Exercise material below:

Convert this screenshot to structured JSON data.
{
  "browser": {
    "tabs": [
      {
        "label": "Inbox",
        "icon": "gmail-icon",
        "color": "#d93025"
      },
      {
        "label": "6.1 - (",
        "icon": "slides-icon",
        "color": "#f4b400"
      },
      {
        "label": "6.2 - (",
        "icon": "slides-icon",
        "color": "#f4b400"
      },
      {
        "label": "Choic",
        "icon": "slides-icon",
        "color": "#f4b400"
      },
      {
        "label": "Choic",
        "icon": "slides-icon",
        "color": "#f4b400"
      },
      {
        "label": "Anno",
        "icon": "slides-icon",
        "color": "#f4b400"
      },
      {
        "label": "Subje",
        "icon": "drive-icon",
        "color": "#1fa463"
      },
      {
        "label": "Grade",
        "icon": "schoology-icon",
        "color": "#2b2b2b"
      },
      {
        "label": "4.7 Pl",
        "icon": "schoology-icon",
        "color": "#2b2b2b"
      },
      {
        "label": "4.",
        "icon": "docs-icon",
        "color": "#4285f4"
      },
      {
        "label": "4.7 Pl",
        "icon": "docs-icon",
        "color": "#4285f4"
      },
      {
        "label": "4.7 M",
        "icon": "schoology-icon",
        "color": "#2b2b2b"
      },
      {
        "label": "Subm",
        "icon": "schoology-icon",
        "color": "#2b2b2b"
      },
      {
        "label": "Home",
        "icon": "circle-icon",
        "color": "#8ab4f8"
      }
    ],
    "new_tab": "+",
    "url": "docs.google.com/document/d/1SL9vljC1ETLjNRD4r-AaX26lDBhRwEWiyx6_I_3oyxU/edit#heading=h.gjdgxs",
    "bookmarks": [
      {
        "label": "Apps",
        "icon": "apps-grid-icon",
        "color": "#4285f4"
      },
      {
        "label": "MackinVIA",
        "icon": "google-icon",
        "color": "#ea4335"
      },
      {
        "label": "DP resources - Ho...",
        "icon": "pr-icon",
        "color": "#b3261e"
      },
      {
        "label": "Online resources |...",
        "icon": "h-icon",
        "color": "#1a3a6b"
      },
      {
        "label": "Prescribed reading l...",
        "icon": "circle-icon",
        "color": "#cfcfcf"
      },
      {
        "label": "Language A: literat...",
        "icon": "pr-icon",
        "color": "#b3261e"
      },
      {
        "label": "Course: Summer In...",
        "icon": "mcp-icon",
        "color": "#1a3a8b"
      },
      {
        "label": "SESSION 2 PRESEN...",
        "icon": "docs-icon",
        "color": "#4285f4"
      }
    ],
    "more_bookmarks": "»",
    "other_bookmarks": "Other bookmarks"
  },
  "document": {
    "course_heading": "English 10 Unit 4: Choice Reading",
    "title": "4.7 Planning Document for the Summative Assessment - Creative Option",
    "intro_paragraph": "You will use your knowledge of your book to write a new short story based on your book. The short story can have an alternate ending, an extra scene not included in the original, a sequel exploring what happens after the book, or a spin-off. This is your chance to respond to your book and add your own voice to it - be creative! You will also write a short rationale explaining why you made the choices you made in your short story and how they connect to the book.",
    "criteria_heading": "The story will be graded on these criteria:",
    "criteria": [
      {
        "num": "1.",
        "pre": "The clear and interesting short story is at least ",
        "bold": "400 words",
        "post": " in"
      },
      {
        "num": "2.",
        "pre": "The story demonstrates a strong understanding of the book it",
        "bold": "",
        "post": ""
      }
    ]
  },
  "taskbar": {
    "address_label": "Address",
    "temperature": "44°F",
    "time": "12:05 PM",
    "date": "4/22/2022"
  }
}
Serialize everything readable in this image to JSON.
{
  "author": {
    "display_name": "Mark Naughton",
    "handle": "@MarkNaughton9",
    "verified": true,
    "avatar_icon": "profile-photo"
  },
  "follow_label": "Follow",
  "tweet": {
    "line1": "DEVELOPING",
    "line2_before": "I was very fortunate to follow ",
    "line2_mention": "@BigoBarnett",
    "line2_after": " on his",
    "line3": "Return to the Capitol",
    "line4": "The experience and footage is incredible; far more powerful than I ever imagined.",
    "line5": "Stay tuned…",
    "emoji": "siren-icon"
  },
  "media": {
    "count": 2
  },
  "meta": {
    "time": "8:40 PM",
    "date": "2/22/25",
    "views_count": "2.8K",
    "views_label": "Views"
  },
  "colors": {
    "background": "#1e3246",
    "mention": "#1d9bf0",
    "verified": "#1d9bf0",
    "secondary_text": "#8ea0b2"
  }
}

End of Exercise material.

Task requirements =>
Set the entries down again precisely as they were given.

Result for this exercise =>
Convert this screenshot to structured JSON data.
{
  "browser": {
    "tabs": [
      {
        "label": "Inbox",
        "icon": "gmail-icon",
        "color": "#d93025"
      },
      {
        "label": "6.1 - (",
        "icon": "slides-icon",
        "color": "#f4b400"
      },
      {
        "label": "6.2 - (",
        "icon": "slides-icon",
        "color": "#f4b400"
      },
      {
        "label": "Choic",
        "icon": "slides-icon",
        "color": "#f4b400"
      },
      {
        "label": "Choic",
        "icon": "slides-icon",
        "color": "#f4b400"
      },
      {
        "label": "Anno",
        "icon": "slides-icon",
        "color": "#f4b400"
      },
      {
        "label": "Subje",
        "icon": "drive-icon",
        "color": "#1fa463"
      },
      {
        "label": "Grade",
        "icon": "schoology-icon",
        "color": "#2b2b2b"
      },
      {
        "label": "4.7 Pl",
        "icon": "schoology-icon",
        "color": "#2b2b2b"
      },
      {
        "label": "4.",
        "icon": "docs-icon",
        "color": "#4285f4"
      },
      {
        "label": "4.7 Pl",
        "icon": "docs-icon",
        "color": "#4285f4"
      },
      {
        "label": "4.7 M",
        "icon": "schoology-icon",
        "color": "#2b2b2b"
      },
      {
        "label": "Subm",
        "icon": "schoology-icon",
        "color": "#2b2b2b"
      },
      {
        "label": "Home",
        "icon": "circle-icon",
        "color": "#8ab4f8"
      }
    ],
    "new_tab": "+",
    "url": "docs.google.com/document/d/1SL9vljC1ETLjNRD4r-AaX26lDBhRwEWiyx6_I_3oyxU/edit#heading=h.gjdgxs",
    "bookmarks": [
      {
        "label": "Apps",
        "icon": "apps-grid-icon",
        "color": "#4285f4"
      },
      {
        "label": "MackinVIA",
        "icon": "google-icon",
        "color": "#ea4335"
      },
      {
        "label": "DP resources - Ho...",
        "icon": "pr-icon",
        "color": "#b3261e"
      },
      {
        "label": "Online resources |...",
        "icon": "h-icon",
        "color": "#1a3a6b"
      },
      {
        "label": "Prescribed reading l...",
        "icon": "circle-icon",
        "color": "#cfcfcf"
      },
      {
        "label": "Language A: literat...",
        "icon": "pr-icon",
        "color": "#b3261e"
      },
      {
        "label": "Course: Summer In...",
        "icon": "mcp-icon",
        "color": "#1a3a8b"
      },
      {
        "label": "SESSION 2 PRESEN...",
        "icon": "docs-icon",
        "color": "#4285f4"
      }
    ],
    "more_bookmarks": "»",
    "other_bookmarks": "Other bookmarks"
  },
  "document": {
    "course_heading": "English 10 Unit 4: Choice Reading",
    "title": "4.7 Planning Document for the Summative Assessment - Creative Option",
    "intro_paragraph": "You will use your knowledge of your book to write a new short story based on your book. The short story can have an alternate ending, an extra scene not included in the original, a sequel exploring what happens after the book, or a spin-off. This is your chance to respond to your book and add your own voice to it - be creative! You will also write a short rationale explaining why you made the choices you made in your short story and how they connect to the book.",
    "criteria_heading": "The story will be graded on these criteria:",
    "criteria": [
      {
        "num": "1.",
        "pre": "The clear and interesting short story is at least ",
        "bold": "400 words",
        "post": " in"
      },
      {
        "num": "2.",
        "pre": "The story demonstrates a strong understanding of the book it",
        "bold": "",
        "post": ""
      }
    ]
  },
  "taskbar": {
    "address_label": "Address",
    "temperature": "44°F",
    "time": "12:05 PM",
    "date": "4/22/2022"
  }
}
Serialize everything readable in this image to JSON.
{
  "author": {
    "display_name": "Mark Naughton",
    "handle": "@MarkNaughton9",
    "verified": true,
    "avatar_icon": "profile-photo"
  },
  "follow_label": "Follow",
  "tweet": {
    "line1": "DEVELOPING",
    "line2_before": "I was very fortunate to follow ",
    "line2_mention": "@BigoBarnett",
    "line2_after": " on his",
    "line3": "Return to the Capitol",
    "line4": "The experience and footage is incredible; far more powerful than I ever imagined.",
    "line5": "Stay tuned…",
    "emoji": "siren-icon"
  },
  "media": {
    "count": 2
  },
  "meta": {
    "time": "8:40 PM",
    "date": "2/22/25",
    "views_count": "2.8K",
    "views_label": "Views"
  },
  "colors": {
    "background": "#1e3246",
    "mention": "#1d9bf0",
    "verified": "#1d9bf0",
    "secondary_text": "#8ea0b2"
  }
}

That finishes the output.